To make the dough: Combine the biga, water, yeast, olive oil, and salt in the bowl of a stand mixer. Affix the bowl to the mixer and fi t with the paddle attachment. Mix on low speed until the mixture looks creamy, about 1 minute. Mix in 3 cups/435 g of the flour to make a soft, sticky dough. Turn off the mixer, cover the bowl with plastic wrap, and let stand for 20 minutes. (To make by hand, combine the water, biga, yeast, oil, and salt in a large bowl and break up the biga with a wooden spoon. Stir until the biga dissolves. Mix in enough flour to make a cohesive but tacky dough. Cover and let stand for 20 minutes.)
Mix in enough of the remaining flour to make a soft dough that barely cleans the mixer bowl. Replace the paddle with the dough hook. Knead on medium-low speed (if the dough climbs up the hook, just pull it down) until the dough is smooth and elastic, about 8 minutes. Turn out the dough onto a lightly floured work surface to check its texture. It should feel tacky but not stick to the work surface. (To make by hand, knead on a floured work surface, adding more flour as necessary, until the dough is smooth and feels tacky, about 10 minutes.)

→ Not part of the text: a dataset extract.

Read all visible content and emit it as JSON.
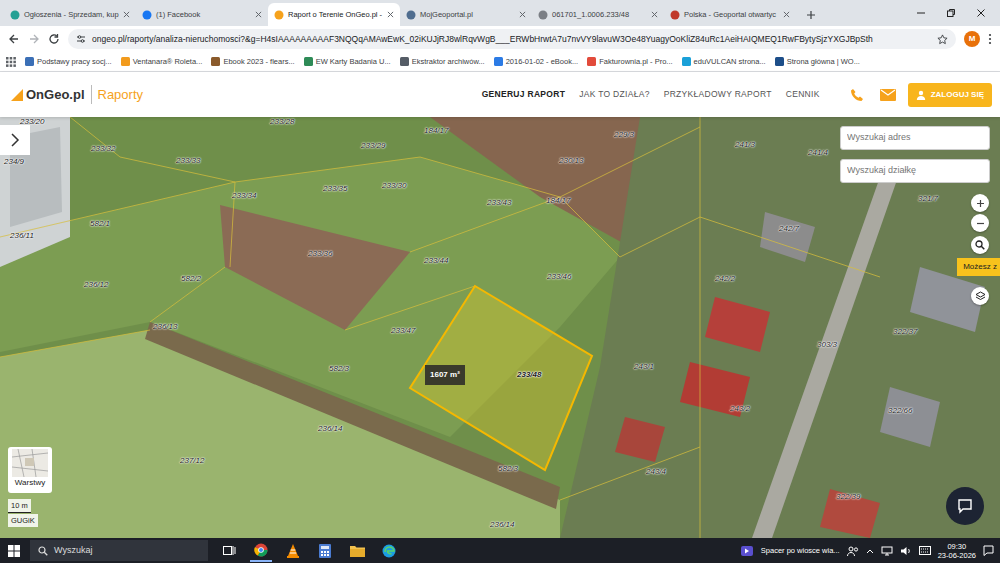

Shape the dough into a ball. Oil a medium bowl. Put the dough in the bowl and turn to coat with oil, leaving the dough smooth-side up. Cover with plastic wrap. Let stand in a warm place until almost doubled in volume, about 2 hours. (The dough can also be refrigerated for 8 to 12 hours. Let stand at room temperature for 1 hour before proceeding to the next step.)
Using a bowl scraper, scrape the dough out of the bowl onto a lightly floured work surface. Cut into twelve equal pieces. Shape each into a 4-in/10-cm round. Sprinkle an even layer of cornmeal over a half-sheet pan. Place the rounds on the cornmeal about 1 in/2.5 cm apart. Turn the rounds to coat both sides with cornmeal. Loosely cover the pan with plastic wrap. Let stand in a warm place until the rounds have increased in volume by half and a finger pressed into a round leaves an impression for a few seconds before filling up, about 1 hour.
Melt 2 Tbsp of the clarified butter in a large, heavy skillet (preferably cast-iron) over medium heat until melted and hot, but not smoking. In batches, add the dough rounds to the skillet. Cook, adjusting the heat as needed so the muffins brown without scorching, adding more clarified butter as needed. The undersides should be nicely browned, about 6 minutes. Turn and cook until the other sides are browned and the muffins are puffed, about 6 minutes more. Transfer to a paper towel–lined half-sheet pan and let cool. (It will be tempting to eat these hot off the griddle, but let them stand for at least 20 minutes to complete the cooking with carry-over heat.) Repeat with the remaining muffins, wiping the cornmeal out of the skillet with paper towels and adding more clarified butter as needed.
Split each muffin in half horizontally with a serrated knife. Toast in a broiler or toaster oven (they may be too thick for a standard toaster) until lightly browned. Serve hot. (The muffins can be stored in an airtight container at room temperature for up to 2 days.)
To make the clarified butter: Melt the butter in a small saucepan over medium heat until completely melted and boiling. Cook until the butter stops sputtering, about 1 minute. Remove from the heat and let stand for 5 minutes. Skim the foam from the surface of the butter.
Line a wire sieve with dampened, wrung-out cheesecloth and place over a medium bowl. Carefully pour the clear, yellow melted butter through the sieve, leaving the milky residue behind in the saucepan. (Discard the residue.) Pour into a small container and cover. Refrigerate until ready to use.